#bitcoin #ethereum #haskell

Understanding Ethereum by studying the source code 🧬

For deep understanding it helps to get your hands dirty. Armed with the whitepaper, the yellow paper and the source code for the Go implementation we dive into the inner workings of Ethereum. In this Saturday long read, we cover among other things the state model, the peer-to-peer network, the EVM and the consensus algorithm. Lastly we discuss the Ethereum ice-age and why it exists. So prepare yourself a nice cup of coffee ☕️ and jump in!

A brief history of Ethereum

Ethereum, the second largest cryptocurrency by market cap, was proposed by Vitalik Buterin in 2013. Its intended purpose was to provide a blockchain with a Turing-complete programming language allowing users to extend its functionality by uploading custom code. The code could be used to create digital assets to represent custom currencies and financial instruments, the ownership of an underlying physical device, non-fungible assets such as domain names, as well as more complex applications involving having digital assets being directly controlled by a piece of code implementing arbitrary rules or even blockchain-based decentralized autonomous organizations.

My personal Hakyll cheatsheet

A cheatsheet for my future self. We cover using the Hakyll eDSL to write website rules, advanced configuration which enables interesting features such as auto-generation of table of contents and \( \LaTeX \) math support on this website as well as discussion on how to roll your own Hakyll constructs.

Receiving bitcoins

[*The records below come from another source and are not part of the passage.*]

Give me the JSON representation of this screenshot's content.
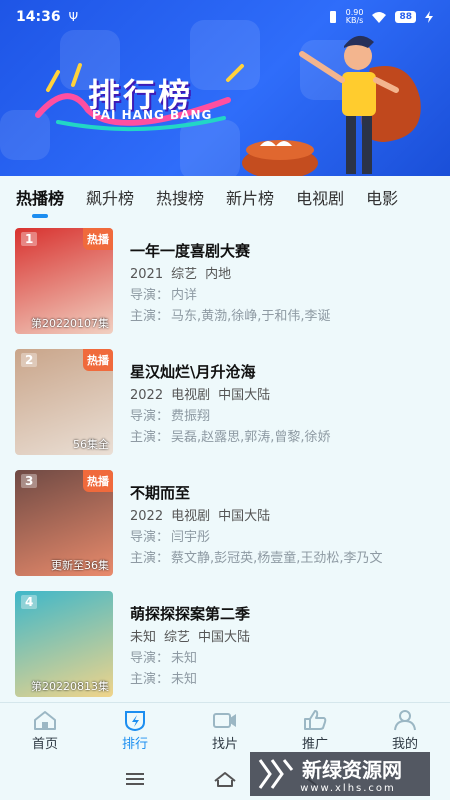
{
  "status": {
    "time": "14:36",
    "usb_icon": "usb-icon",
    "net_speed": "0.90",
    "net_unit": "KB/s",
    "battery": "88"
  },
  "banner": {
    "title": "排行榜",
    "subtitle": "PAI HANG BANG"
  },
  "tabs": [
    "热播榜",
    "飙升榜",
    "热搜榜",
    "新片榜",
    "电视剧",
    "电影"
  ],
  "list": [
    {
      "rank": "1",
      "badge": "热播",
      "episode": "第20220107集",
      "title": "一年一度喜剧大赛",
      "year": "2021",
      "genre": "综艺",
      "region": "内地",
      "director_label": "导演：",
      "director": "内详",
      "cast_label": "主演：",
      "cast": "马东,黄渤,徐峥,于和伟,李诞",
      "colors": [
        "#d8322f",
        "#f1d0c1"
      ]
    },
    {
      "rank": "2",
      "badge": "热播",
      "episode": "56集全",
      "title": "星汉灿烂\\月升沧海",
      "year": "2022",
      "genre": "电视剧",
      "region": "中国大陆",
      "director_label": "导演：",
      "director": "费振翔",
      "cast_label": "主演：",
      "cast": "吴磊,赵露思,郭涛,曾黎,徐娇",
      "colors": [
        "#c9a58a",
        "#eadfd5"
      ]
    },
    {
      "rank": "3",
      "badge": "热播",
      "episode": "更新至36集",
      "title": "不期而至",
      "year": "2022",
      "genre": "电视剧",
      "region": "中国大陆",
      "director_label": "导演：",
      "director": "闫宇彤",
      "cast_label": "主演：",
      "cast": "蔡文静,彭冠英,杨壹童,王劲松,李乃文",
      "colors": [
        "#6f4a44",
        "#e98b6c"
      ]
    },
    {
      "rank": "4",
      "badge": "",
      "episode": "第20220813集",
      "title": "萌探探探案第二季",
      "year": "未知",
      "genre": "综艺",
      "region": "中国大陆",
      "director_label": "导演：",
      "director": "未知",
      "cast_label": "主演：",
      "cast": "未知",
      "colors": [
        "#3fb7c9",
        "#f0d48a"
      ]
    }
  ],
  "nav": [
    {
      "label": "首页",
      "icon": "home-icon"
    },
    {
      "label": "排行",
      "icon": "ranking-icon"
    },
    {
      "label": "找片",
      "icon": "video-camera-icon"
    },
    {
      "label": "推广",
      "icon": "thumbs-up-icon"
    },
    {
      "label": "我的",
      "icon": "user-icon"
    }
  ],
  "watermark": {
    "name": "新绿资源网",
    "url": "www.xlhs.com"
  }
}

The goal is to use Haskell to receive satoshis in as simple manner as possible by generate a private key and deriveing from it an address. Using the address we can receive the coins and as long as we keep the key safe we can spend it later using any wallet which supports importing WIF keys.